I actually have a fairly easy time with pronunciation when it comes to foreign languages. What I don't have much luck with is remembering any of it! So, as I've mentioned before, when we went to New York with "the cousins from Japan", I took several translation dictionaries, and a notebook, so I could jot down things ahead of time so we could communicate as well as possible. My sentence structure was terrible, but I could at least at least convey where we were, where we were going, ask if anyone was hungry, and so on. To be honest, most of my sentences consisted of one or two words. Three, if I was really working at it. Plus a hand motion or two. The ability to play charades does come in handy.
Joe grew up in a household where his mother spoke Japanese, and his father spoke some. Strangely enough, neither Joe, nor his sister Theresa, or brother John, picked up much of the language. A phrase here and there, the ability to count in Japanese. But no real working knowledge of the language. So, it was rather amusing that on this trip I spoke better Japanese than Joe did.
One key word worth learning in Japanese is daijobu (pronounced di-jo-boo). This word is essentially translated as "okay" or "fine". However, depending on how you present it, it serves multiple purposes. Asked as a question it serves to inquire whether or not the person (or persons) you are speaking to is "okay", or in agreement. Expressed as an exclamation, it can convey that you are happy, pleased, excited, or, obviously, okay. Coupled with a slight "ta-da" of the hands, it can signal "destination achieved". Here's where it gets a little more complicated.

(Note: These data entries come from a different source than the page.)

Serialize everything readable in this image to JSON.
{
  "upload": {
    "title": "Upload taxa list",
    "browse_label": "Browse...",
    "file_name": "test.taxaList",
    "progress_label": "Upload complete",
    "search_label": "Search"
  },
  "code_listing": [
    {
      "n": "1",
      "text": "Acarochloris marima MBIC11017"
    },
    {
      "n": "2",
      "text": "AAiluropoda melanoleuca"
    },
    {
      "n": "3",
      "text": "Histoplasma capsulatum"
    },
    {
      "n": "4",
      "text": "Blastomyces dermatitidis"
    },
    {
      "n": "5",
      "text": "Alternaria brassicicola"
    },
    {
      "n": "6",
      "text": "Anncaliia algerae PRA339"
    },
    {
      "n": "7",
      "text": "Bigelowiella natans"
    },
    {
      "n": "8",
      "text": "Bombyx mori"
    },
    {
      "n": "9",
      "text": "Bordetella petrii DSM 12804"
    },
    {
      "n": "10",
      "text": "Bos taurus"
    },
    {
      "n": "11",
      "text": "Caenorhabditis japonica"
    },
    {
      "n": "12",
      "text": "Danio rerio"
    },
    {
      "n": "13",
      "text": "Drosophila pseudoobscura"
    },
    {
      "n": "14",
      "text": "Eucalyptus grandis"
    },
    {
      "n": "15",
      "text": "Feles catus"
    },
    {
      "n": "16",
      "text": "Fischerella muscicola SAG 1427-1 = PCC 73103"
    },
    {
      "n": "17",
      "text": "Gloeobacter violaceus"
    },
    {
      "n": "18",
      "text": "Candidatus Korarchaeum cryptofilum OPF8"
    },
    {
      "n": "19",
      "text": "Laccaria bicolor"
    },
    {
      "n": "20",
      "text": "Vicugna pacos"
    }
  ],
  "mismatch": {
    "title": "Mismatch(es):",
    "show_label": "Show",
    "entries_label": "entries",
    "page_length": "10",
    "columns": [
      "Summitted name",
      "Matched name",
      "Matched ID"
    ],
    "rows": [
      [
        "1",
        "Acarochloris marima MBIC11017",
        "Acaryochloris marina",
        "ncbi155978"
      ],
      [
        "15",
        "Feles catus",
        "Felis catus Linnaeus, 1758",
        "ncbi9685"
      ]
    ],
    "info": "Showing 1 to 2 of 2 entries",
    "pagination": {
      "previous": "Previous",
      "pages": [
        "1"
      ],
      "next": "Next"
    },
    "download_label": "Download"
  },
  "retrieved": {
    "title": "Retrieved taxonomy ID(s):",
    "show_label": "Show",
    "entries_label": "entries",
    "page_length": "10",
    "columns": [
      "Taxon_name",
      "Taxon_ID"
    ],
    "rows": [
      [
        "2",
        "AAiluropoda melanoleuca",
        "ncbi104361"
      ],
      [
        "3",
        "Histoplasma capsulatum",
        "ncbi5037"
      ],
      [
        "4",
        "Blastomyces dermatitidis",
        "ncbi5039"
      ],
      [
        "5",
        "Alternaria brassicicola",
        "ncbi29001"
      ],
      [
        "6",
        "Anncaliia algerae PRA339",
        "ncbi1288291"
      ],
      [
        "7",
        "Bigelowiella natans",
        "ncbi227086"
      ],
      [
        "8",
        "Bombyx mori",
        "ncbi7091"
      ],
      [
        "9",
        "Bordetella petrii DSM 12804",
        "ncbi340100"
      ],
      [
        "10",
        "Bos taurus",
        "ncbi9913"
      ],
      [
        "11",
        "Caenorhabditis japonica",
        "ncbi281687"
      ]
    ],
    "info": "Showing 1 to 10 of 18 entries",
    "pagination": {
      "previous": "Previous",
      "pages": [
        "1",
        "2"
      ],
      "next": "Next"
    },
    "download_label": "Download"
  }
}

If you want to suggest that the group get a bite to eat, you should make eye contact with everyone, ask very slowly, and somewhat loudly, "Is anyone hungry? Hungry? (motion to stomach). I think that we (motion to yourself, then to all) should go (motion towards something) to the restaurant over there (point to restaurant) and get something to eat (motion to your mouth, then rub your tummy). Pause to allow time for confusion to settle. If this does not work, allow additional time for your co-traveler with the translation dictionaries to look up random words having to do with dinner, food, eat, and so on. Try one or two words or phrases to get the message across. If this does not work, revert once again to speaking slowly with gestures. When this fails, just hand signal to all to follow you and lead them to the nearest eating establishment.
Upon arriving, exclaim "daijobu!"